[DATA SHOWN — start]
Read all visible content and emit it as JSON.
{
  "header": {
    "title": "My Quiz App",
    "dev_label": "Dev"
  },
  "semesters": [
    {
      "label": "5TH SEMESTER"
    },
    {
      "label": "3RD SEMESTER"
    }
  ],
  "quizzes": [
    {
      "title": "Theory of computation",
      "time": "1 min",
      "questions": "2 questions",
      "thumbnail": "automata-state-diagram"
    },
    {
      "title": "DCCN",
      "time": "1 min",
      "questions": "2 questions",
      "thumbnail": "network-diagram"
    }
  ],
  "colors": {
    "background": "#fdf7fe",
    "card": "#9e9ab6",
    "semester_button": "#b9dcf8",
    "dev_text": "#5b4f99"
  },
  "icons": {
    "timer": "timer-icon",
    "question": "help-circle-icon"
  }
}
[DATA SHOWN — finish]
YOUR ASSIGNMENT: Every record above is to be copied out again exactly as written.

PROBLEM SOLUTION:
Read all visible content and emit it as JSON.
{
  "header": {
    "title": "My Quiz App",
    "dev_label": "Dev"
  },
  "semesters": [
    {
      "label": "5TH SEMESTER"
    },
    {
      "label": "3RD SEMESTER"
    }
  ],
  "quizzes": [
    {
      "title": "Theory of computation",
      "time": "1 min",
      "questions": "2 questions",
      "thumbnail": "automata-state-diagram"
    },
    {
      "title": "DCCN",
      "time": "1 min",
      "questions": "2 questions",
      "thumbnail": "network-diagram"
    }
  ],
  "colors": {
    "background": "#fdf7fe",
    "card": "#9e9ab6",
    "semester_button": "#b9dcf8",
    "dev_text": "#5b4f99"
  },
  "icons": {
    "timer": "timer-icon",
    "question": "help-circle-icon"
  }
}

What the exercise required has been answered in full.